Welcome to Cast Party, the feature that imagines a world with even more live action comic book adaptations than we currently have, and comes up with arguably the best casting suggestions you’re ever going to find for the movies and shows we wish could exist. This week I'm looking back to a classic of the '90s: Starman, the story of reluctant legacy hero Jack Knight, as told by James Robinson, Tony Harris, and Peter Snejbjerg.
Q: How does a (great) but very 90's comic like Starman hold up today, given its dated references like Chris Isaak? -- @david_wolkin
A: What's that? You want me to write a thousand words about that one panel from Starman where Jack Knight compares himself to Chris Isaak because for some reason he (and James Robinson, I guess) thought he was the single coolest person in the world in 1994, and ended up with what might be the most ridiculous piece of dialogue of the entire decade?
Can do, dear reader. Can do.
Since the dawn of the Silver Age, legacy characters have been a staple of superhero fiction, and having a new character step into a well loved role can open up new opportunities for writers and artists to tell different kinds of stories. In The Replacements, we’ll look back at the notable and not-so-notable heroes and villains to assume some of the most iconic mantles in the superhero genre.
This week, we're celebrating Pride Week at ComicsAlliance and changing things up a little bit. Instead of looking at a singular identity and the legacy it created, we're looking at eight distinct LGBTQ+ characters who stepped into iconic superhero roles.
Q: Can a setting, location, or place actually be "a character," as people often say about Gotham City or Bioshock's Rapture, and if so, what exactly does that mean? -- @Jon_Ore
A: Technically, no. No matter how well-developed or intriguing a setting is, no matter how many good stories have been set there or how characters and creators have talked about it, it's still just that: A setting. The action and development, even if they're a reaction to the setting or have effects on the setting, are all things that happen to characters. The setting just provides the backdrop.
Practically, though, they can be close enough that for all intents and purposes, they might as well be characters, with everything that comes with it.

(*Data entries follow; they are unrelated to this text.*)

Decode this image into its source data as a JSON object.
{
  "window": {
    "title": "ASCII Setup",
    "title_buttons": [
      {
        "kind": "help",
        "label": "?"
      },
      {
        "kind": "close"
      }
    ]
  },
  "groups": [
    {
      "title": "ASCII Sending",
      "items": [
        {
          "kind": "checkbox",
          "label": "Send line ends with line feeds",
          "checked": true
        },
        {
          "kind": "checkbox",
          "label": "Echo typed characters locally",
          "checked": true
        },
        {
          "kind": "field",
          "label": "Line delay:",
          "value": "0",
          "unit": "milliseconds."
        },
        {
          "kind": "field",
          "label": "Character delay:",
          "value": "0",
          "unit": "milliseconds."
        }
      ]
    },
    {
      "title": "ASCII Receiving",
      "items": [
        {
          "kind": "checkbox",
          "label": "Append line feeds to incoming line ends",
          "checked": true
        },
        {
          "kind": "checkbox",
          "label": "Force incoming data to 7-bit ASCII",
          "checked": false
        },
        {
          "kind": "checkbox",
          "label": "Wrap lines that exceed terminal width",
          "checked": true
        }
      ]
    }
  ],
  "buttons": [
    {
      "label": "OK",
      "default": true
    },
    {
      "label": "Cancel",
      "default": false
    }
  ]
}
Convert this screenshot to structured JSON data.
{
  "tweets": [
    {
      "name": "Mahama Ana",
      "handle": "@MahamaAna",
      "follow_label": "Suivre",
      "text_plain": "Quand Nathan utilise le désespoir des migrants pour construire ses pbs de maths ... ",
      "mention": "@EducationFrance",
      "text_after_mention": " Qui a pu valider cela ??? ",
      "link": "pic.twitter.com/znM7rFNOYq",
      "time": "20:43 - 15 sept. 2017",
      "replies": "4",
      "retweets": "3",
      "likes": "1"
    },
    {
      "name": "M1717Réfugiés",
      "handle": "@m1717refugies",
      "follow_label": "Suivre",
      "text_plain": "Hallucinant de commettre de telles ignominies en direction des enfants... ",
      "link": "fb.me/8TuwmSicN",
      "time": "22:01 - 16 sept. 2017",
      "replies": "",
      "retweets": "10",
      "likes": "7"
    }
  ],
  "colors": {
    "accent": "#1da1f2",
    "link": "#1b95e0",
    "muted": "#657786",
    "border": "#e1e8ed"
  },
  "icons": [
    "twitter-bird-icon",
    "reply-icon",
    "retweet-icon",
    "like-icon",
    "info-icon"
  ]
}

Kansas City's Planet Comicon has steadily grown into what may be the biggest comics and pop culture convention in the Midwest. After spending several years in the Overland Park Convention Center, a mid-sized facility in a suburb of Kansas City, last year Planet Comicon moved to Bartle Hall, a much bigger facility in the heart of downtown. This year, the convention doubled in floorspace, drew cosplayers likes flies to vinegar, and brought in a litany of television and pop culture stars, including legendary rapper Darryl "DMC" McDaniels, pretty much the entire cast of Star Trek: The Next Generation, and the puffy one himself, Sir William Freaking Shatner.
But this site is called ComicsAlliance, and what we really care about are the comics and the creators who make them. Click onwards for a sometimes-blurry Blackberry camera gallery of guests, friends, and artist alley residents of one of the fastest-growing cons in the country.
Spinning off from Starman, the James Robinson and Tony Harris' DC Comics magnum opus of the 1990s, The Shade is a twelve-issue miniseries that revisits figures from the titular immortal's past in a globe-spanning adventure that seeks to resolve a conspiracy to murder the former villain...
Normally, ComicsAlliance Senior Writer Chris Sims answers comics and comics culture questions from our readers every week, but as Halloween approaches, things are about to get terrifying! This month, Chris answers your spoooooooky questions...
Although DC Comics has completed its rollout of the initial series of its bold New 52 initiative, there is one as yet unreleased #1 issue that for some longtime DC fans is more exciting than any of the publisher's heavily hyped relaunches...
Here at ComicsAlliance, we value our readership and are always open to what the masses of Internet readers have to say. That's every week, Senior Writer Chris Sims puts his comics culture knowledge to the test as he responds to your reader questions...
Here at ComicsAlliance, we value our readership and are always open to what the masses of Internet readers have to say. That's why we've given Senior Writer Chris Sims the punishment pleasure of stepping into the grand tradition of the Answer Man as he responds to your reader questions...